Memories, history, and humanity: Confessions by Jaume Cabré
The over 700-page novel might not be light reading, but one that takes the reader on surprisingly fun, relatable, somber, and always human journey through time
“It wasn’t until last night, walking along the wet streets of Vallcarca, that I finally comprehended that being born into my family had been an unforgivable mistake.”
This is the first line of Jaume Cabré’s classic ‘Confessions,’ or ‘Jo Confesso.’ While this might not be light reading in any way – both in literal weight or in subject matter – both the original material and the translation by Mara Faye Lethem produce an engaging, captivating, and even funny tale.
So, what’s the main story?
The plot follows Adrià Ardevol, a Barcelona-born protagonist raised in an apartment in the city’s affluent Eixample neighborhood by a cold, single-minded father and a distraught, inattentive mother.
Little Adrià confides in his toys and finds refuge in the antique shop below his house owned by his father. But, not only in the objects within – but also in those too precious for its shelves, locked away in his father’s study.
Among these items is a revered 18th-century Storioni violin, one closely linked to the fate of the Jews in Nazi Germany. What follows is Adrià’s discovery of not only his own past, but that of his family, his parents, his country and Europe as a whole, and ultimately, a reckoning of what evil truly is.
Subplots of history and memory
The book is seen through the lens of memory – both personal, and historical. Some of the subplots woven into the protagonists’ life story are that of the murderer Jachiam of the Muredas, who planted the tree later used for the Storioni violin; monks in a remote monastery during the Inquisition; and Adrià’s own father Felix and his passionate love story in the streets of Rome, days before the WWI armistice.
With over 700 pages, there are of course larger, overarching themes throughout the book.
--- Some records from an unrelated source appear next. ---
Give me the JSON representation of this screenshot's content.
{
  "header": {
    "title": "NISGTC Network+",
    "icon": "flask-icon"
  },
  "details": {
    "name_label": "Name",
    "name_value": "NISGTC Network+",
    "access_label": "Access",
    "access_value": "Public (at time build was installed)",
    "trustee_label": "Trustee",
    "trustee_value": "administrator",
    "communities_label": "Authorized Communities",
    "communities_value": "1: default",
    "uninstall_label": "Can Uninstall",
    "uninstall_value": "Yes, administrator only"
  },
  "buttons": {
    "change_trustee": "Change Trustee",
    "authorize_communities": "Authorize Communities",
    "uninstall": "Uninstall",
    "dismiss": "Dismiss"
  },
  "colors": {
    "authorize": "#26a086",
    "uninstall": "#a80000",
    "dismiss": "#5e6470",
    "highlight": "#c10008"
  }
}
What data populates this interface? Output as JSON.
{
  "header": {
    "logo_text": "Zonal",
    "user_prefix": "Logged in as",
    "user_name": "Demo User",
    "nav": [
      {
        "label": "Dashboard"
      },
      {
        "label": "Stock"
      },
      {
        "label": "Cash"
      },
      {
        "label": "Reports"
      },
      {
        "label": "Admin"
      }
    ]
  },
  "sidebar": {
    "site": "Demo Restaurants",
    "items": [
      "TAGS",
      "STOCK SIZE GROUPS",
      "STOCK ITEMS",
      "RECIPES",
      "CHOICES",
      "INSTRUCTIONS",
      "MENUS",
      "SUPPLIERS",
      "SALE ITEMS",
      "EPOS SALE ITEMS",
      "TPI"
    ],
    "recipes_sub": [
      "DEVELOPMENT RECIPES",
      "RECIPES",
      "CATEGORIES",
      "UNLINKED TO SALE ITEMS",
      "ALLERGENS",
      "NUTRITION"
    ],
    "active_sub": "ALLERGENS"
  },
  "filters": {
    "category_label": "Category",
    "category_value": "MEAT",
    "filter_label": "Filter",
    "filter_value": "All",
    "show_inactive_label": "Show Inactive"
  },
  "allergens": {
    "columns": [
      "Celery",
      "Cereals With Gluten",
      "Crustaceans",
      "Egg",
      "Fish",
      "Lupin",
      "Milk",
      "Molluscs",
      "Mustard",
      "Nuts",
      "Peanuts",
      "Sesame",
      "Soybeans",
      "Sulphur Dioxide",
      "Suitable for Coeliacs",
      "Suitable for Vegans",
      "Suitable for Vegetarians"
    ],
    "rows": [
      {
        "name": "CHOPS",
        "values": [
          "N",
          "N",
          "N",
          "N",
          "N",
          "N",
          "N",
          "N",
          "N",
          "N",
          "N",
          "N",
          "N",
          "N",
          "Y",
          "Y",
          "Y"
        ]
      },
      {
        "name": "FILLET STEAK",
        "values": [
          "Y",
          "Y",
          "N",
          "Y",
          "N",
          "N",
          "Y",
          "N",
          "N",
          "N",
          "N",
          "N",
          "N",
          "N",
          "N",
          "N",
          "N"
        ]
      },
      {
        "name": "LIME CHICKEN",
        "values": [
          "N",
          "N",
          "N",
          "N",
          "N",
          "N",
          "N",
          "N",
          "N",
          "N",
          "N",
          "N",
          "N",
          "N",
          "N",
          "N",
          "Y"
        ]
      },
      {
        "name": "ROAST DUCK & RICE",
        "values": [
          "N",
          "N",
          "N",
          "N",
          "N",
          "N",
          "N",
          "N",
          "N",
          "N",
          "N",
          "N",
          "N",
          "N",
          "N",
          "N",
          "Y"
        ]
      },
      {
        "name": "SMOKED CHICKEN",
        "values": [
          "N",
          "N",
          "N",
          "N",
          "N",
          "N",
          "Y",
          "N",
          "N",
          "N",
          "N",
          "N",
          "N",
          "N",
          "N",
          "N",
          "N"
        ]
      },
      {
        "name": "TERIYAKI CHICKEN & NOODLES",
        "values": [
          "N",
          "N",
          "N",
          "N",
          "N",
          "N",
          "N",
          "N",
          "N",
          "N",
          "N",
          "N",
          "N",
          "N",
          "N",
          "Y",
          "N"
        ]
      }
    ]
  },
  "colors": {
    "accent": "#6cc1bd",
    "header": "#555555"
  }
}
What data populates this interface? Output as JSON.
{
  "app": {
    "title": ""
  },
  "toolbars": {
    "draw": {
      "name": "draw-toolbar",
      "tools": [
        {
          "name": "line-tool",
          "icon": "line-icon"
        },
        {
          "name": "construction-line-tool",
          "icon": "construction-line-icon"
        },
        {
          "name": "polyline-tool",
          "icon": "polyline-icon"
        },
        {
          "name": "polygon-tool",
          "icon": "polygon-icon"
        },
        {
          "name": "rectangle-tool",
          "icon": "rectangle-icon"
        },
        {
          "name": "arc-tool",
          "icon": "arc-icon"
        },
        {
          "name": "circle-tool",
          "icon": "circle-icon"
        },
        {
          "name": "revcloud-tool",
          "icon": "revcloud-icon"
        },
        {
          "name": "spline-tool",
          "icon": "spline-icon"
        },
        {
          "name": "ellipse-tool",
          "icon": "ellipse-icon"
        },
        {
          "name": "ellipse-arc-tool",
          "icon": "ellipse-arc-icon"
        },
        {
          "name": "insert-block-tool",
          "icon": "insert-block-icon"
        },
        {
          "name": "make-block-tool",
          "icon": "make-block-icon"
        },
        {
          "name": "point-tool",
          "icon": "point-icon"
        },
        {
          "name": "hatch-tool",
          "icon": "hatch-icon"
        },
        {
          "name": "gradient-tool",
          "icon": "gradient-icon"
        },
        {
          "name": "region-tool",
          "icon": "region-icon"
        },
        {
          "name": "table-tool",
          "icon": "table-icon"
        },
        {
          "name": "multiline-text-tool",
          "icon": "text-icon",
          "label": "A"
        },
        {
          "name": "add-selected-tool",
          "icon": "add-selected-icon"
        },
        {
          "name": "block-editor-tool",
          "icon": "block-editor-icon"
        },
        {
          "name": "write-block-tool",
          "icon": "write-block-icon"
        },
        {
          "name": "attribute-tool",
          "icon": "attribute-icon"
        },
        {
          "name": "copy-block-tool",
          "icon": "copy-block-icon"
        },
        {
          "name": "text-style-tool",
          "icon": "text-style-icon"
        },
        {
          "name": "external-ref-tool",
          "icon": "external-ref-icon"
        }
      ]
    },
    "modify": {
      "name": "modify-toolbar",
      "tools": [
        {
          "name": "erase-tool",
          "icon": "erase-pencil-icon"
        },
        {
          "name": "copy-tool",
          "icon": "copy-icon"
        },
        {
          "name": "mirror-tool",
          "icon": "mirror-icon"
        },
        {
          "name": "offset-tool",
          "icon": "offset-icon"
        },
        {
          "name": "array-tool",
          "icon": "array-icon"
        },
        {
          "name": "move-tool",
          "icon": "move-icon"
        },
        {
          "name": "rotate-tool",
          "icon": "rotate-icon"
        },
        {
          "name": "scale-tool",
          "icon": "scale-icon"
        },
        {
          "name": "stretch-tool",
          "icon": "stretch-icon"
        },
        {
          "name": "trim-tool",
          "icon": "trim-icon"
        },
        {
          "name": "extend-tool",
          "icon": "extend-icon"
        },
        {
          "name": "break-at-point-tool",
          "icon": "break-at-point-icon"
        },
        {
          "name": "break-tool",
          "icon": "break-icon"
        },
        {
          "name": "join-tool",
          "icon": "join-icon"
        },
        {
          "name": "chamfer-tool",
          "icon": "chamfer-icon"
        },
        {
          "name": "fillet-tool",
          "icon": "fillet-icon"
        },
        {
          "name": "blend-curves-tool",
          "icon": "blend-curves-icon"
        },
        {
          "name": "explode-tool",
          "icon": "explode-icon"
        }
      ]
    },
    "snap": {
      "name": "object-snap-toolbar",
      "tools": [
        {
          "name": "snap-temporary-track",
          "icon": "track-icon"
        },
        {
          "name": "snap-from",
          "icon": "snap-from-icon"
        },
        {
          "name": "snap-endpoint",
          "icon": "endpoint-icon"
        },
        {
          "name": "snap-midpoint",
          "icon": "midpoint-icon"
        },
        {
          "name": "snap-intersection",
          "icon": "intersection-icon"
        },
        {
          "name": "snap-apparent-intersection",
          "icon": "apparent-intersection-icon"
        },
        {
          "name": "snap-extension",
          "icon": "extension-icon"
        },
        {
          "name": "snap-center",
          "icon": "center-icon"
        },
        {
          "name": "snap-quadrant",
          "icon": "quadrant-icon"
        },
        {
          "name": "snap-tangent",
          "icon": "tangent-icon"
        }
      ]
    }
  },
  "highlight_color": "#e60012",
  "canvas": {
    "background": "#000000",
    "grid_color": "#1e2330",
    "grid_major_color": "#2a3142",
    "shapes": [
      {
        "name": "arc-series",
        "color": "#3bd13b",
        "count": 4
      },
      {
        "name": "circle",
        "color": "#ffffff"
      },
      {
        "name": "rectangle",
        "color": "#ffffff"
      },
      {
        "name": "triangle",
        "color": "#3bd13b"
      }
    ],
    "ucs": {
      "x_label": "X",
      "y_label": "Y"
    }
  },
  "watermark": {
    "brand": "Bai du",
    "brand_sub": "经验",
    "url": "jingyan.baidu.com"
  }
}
Already in opening, the plot touches on the concept of regret—essential when dealing with memory. It also speaks of the existence—or not—of a higher power and the rejection of fate.
This rejection of fate also functions as a contradiction of the narrative leading up to the present moment. The book even states that neither “beliefs, nor priests, nor consensual codes” can save our hero, who is now old and contemplating his own mortality.
Other notable elements include referencing other authors who dealt with the evil of the Second World War (like Stefan Zweig, for example), and the violin, an instrument which appears, as it does in other stories, as an almost magical, ancient, or forbidden object.
So, what are some of the things that make it so fun to read?
Our author uses striking imagery and descriptions, which are also captured by translator Mara Faye Lethem. For example, a beautiful woman is described as having “galactic blonde hair” and “lips of furious red.”
Throughout the book, Cabré also weaves in his own humor, despite the very serious subject matters: ironic and dark, playful at times, with the kind of wisdom that comes only in retrospect, the humor is very human and relatable, similar to when someone tries to make light of an otherwise serious situation. For example, Adrià’s childhood is compared to “endless dusk” and then, a couple paragraphs later, a character is casually described as being “a thousand years old, give or take.”
The way that time feels
One of the biggest successes of the book and of Cabrè’s writing as a whole is the way he presents time, and how it’s perceived. Style-wise, the author moves between first and this person voice, and his sentences mimic how memory works. In short, a smattering of reflections and recollections, sometimes not as accurate or complete as we wish.
The transitions into the past are achieved seamlessly—not only the main character’s, but centuries back, as well. The book alludes to historical characters (such as Torres i Bages, 1846 - 1916) or time periods (such as WWI through Yugoslavia), weaving them into the narrative.
Cabré also seems to adapt his writing style to both the time period and the character—for example, child Adrià both uses and is described with childlike words, differently than his adult version. Moreover, this seamless transition from present to past is also used in Adrià’s play world, jumping from reality to imaginary, and back again.
In all, the writing style stays a bit scattered throughout—but readably and appropriately so. It feels like listening to a story that a friend is telling you.
“We inhabit a language” – Cabrè and Catalan
While the book has been translated not only into English but in other languages as well, it’s important to know Cabré’s particular love for his own language. Born in 1947, the author always made a point to write in Catalan; his first book of short stories was published in 1974, a year before the death of dictator Francisco Franco, who had all but criminalized the language.
By the mid ‘70s the regime had become less repressive, but Cabrè’s life and career up until then—what informed him as a writer, in short—had seen his own language as punishably illegal, and yet he insisted (and still does) in favoring his mother tongue; and this even makes its way into the book.
“What good are dead languages?” asks one character, to which another responds: “Pater Fabula told us that men don’t inhabit a country; we inhabit a language.”